WORK TO COMPLETE: Below are some records. Pull every line that contains the word "JSON".

[EXTRACTED MATERIAL]

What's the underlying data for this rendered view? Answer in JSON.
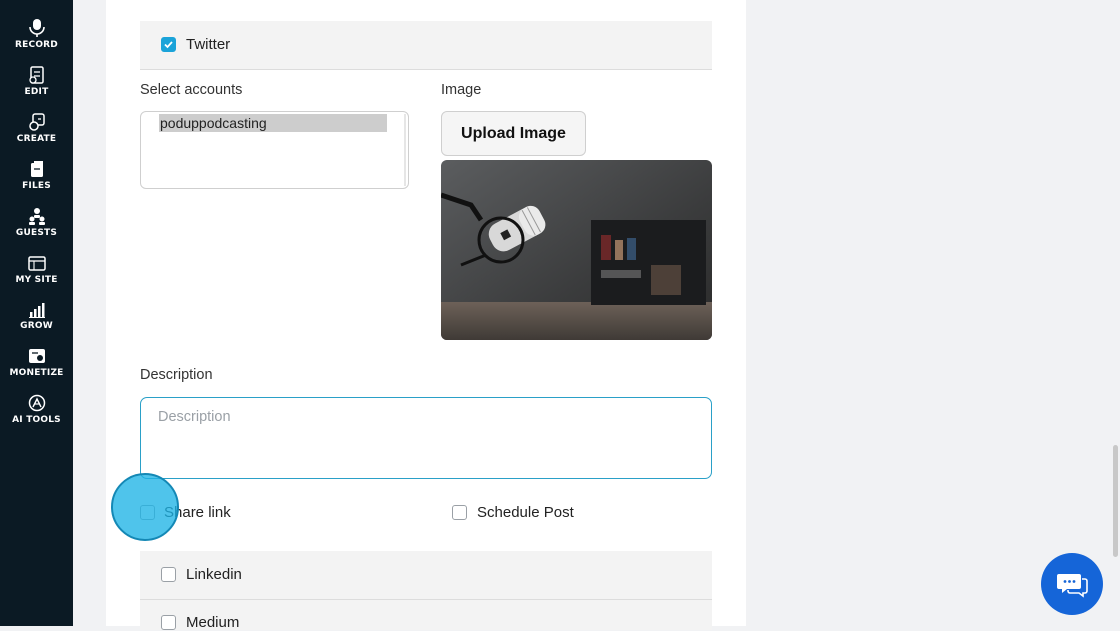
{
  "sidebar": {
    "items": [
      {
        "label": "RECORD",
        "icon": "microphone-icon"
      },
      {
        "label": "EDIT",
        "icon": "edit-document-icon"
      },
      {
        "label": "CREATE",
        "icon": "create-icon"
      },
      {
        "label": "FILES",
        "icon": "files-icon"
      },
      {
        "label": "GUESTS",
        "icon": "guests-icon"
      },
      {
        "label": "MY SITE",
        "icon": "website-icon"
      },
      {
        "label": "GROW",
        "icon": "bar-chart-icon"
      },
      {
        "label": "MONETIZE",
        "icon": "monetize-icon"
      },
      {
        "label": "AI TOOLS",
        "icon": "ai-tools-icon"
      }
    ]
  },
  "twitter": {
    "label": "Twitter",
    "checked": true
  },
  "accounts": {
    "label": "Select accounts",
    "selected": "poduppodcasting"
  },
  "image": {
    "label": "Image",
    "upload_label": "Upload Image",
    "preview": "microphone-photo"
  },
  "description": {
    "label": "Description",
    "placeholder": "Description"
  },
  "share_link": {
    "label": "Share link",
    "checked": false
  },
  "schedule_post": {
    "label": "Schedule Post",
    "checked": false
  },
  "linkedin": {
    "label": "Linkedin",
    "checked": false
  },
  "medium": {
    "label": "Medium",
    "checked": false
  },
  "colors": {
    "sidebar_bg": "#0b1a24",
    "accent": "#1aa3d9",
    "chat": "#1565d8"
  }
}
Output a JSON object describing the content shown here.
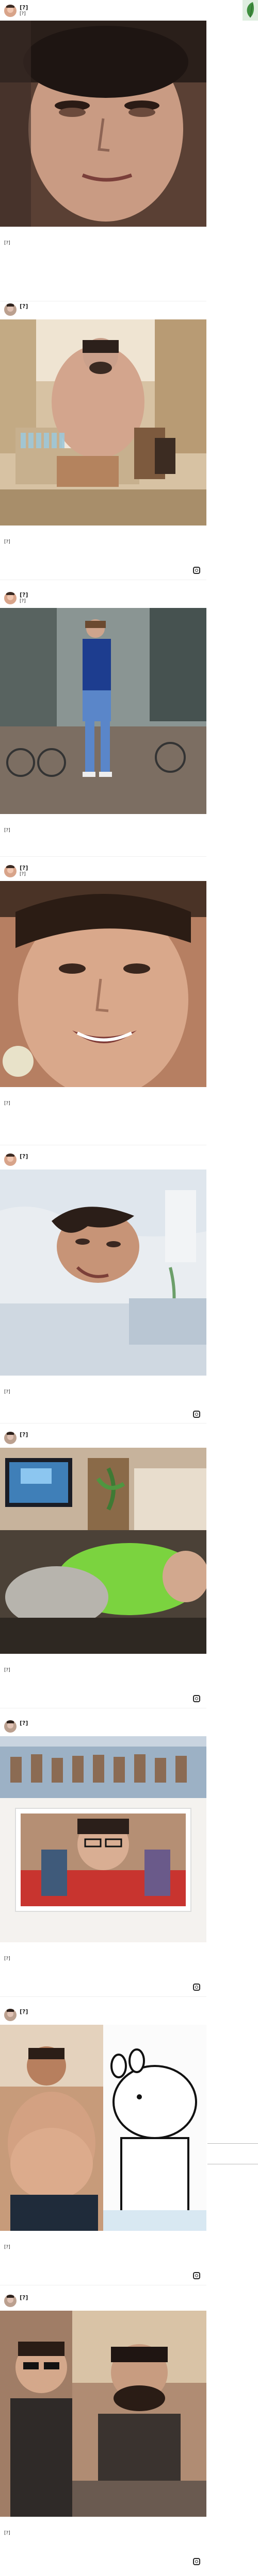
{
  "ui": {
    "follow_label": "",
    "verified_like_prefix": "♥"
  },
  "posts": [
    {
      "id": "p1",
      "username": "[?]",
      "location": "[?]",
      "likes": "",
      "comments": "",
      "caption": "[?]",
      "time": ""
    },
    {
      "id": "p2",
      "username": "[?]",
      "location": "",
      "likes": "",
      "comments": "",
      "caption": "[?]",
      "time": ""
    },
    {
      "id": "p3",
      "username": "[?]",
      "location": "[?]",
      "likes": "",
      "comments": "",
      "caption": "[?]",
      "time": ""
    },
    {
      "id": "p4",
      "username": "[?]",
      "location": "[?]",
      "likes": "",
      "comments": "",
      "caption": "[?]",
      "time": ""
    },
    {
      "id": "p5",
      "username": "[?]",
      "location": "",
      "likes": "",
      "comments": "",
      "caption": "[?]",
      "time": ""
    },
    {
      "id": "p6",
      "username": "[?]",
      "location": "",
      "likes": "",
      "comments": "",
      "caption": "[?]",
      "time": ""
    },
    {
      "id": "p7",
      "username": "[?]",
      "location": "",
      "likes": "",
      "comments": "",
      "caption": "[?]",
      "time": ""
    },
    {
      "id": "p8",
      "username": "[?]",
      "location": "",
      "likes": "",
      "comments": "",
      "caption": "[?]",
      "time": ""
    },
    {
      "id": "p9",
      "username": "[?]",
      "location": "",
      "likes": "",
      "comments": "",
      "caption": "[?]",
      "time": ""
    }
  ]
}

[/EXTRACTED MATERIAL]

ANSWER SECTION:
What's the underlying data for this rendered view? Answer in JSON.
Output a JSON object describing the content shown here.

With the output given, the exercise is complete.